Vladimir Putin had a chaotic weekend

When your colleagues ask how your weekend was, you can say, “Much more chill than Vladimir Putin’s, that’s for sure.”

Driving the news: Russia was engulfed by unrest over the weekend when mercenary leader Yevgeny Prigozhin led his Wagner Group troops to within a few-hours drive of Moscow before abruptly abandoning his mutiny and going into exile.

Catch up: If you were enjoying a nice patio beer rather than following all this on Twitter, here’s what went down…

  • On Friday, Prigozhin published videos on the social media platform Telegram criticizing Russia’s military leaders and claiming his troops were attacked by Russian forces.
  • On Saturday morning, Russia’s top security agency ordered Prigozhin’s arrest. He responded by pulling Wagner Group troops out of Ukraine and capturing Rostov-on-Don, a city around 1000 kilometres south of Moscow.
  • By Saturday afternoon, Wagner troops had advanced to Elets, a town 400 kilometres south of Moscow, meeting little resistance along the way. Putin’s presidential plane left Moscow during this time, though his spokesperson denied Putin fled the city.
  • Then a surprise twist: Prigozhin and Putin struck a deal that saw Wagner forces return to their bases and Prigozhin agree to exile in Belarus in exchange for amnesty. By Saturday night, it was all over. 

Why it matters: The aborted mutiny brought Russia to the edge of civil conflict and revealed cracks in Putin’s control of the country. 

  • There’s also the not-so-small matter of the nearly 6000 nuclear warheads in Russia’s arsenal, and what could happen to them if the country were to experience more upheaval.
  • “You want to know who has control of the nuclear weapons because you’re worried that terrorists or bad guys like (Chechen leader Ramzan) Kadyrov might come after them,” a former senior CIA official told Reuters.

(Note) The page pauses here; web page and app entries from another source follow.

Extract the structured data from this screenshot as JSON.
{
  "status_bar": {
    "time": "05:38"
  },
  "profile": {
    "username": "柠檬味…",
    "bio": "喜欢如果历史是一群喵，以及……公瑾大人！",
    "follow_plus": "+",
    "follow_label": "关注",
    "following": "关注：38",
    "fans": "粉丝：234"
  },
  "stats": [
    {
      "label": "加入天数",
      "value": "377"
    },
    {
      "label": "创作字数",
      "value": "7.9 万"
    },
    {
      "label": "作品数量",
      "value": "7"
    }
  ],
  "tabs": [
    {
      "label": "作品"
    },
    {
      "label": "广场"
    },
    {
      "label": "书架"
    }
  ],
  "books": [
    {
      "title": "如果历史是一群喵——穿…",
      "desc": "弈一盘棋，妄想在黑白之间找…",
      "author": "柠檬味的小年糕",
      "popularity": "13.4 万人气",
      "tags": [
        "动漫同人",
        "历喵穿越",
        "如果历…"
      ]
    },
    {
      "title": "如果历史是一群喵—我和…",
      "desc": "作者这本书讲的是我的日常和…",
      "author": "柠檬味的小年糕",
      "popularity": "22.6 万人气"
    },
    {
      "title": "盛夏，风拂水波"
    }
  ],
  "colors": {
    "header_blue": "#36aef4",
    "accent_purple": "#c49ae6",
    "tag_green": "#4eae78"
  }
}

What’s next: For now, Putin is still on top, and Kremlin officials insist that the events of the weekend will not change anything with regard to the ongoing invasion of Ukraine, but it’s unlikely that there won’t be more fallout to come.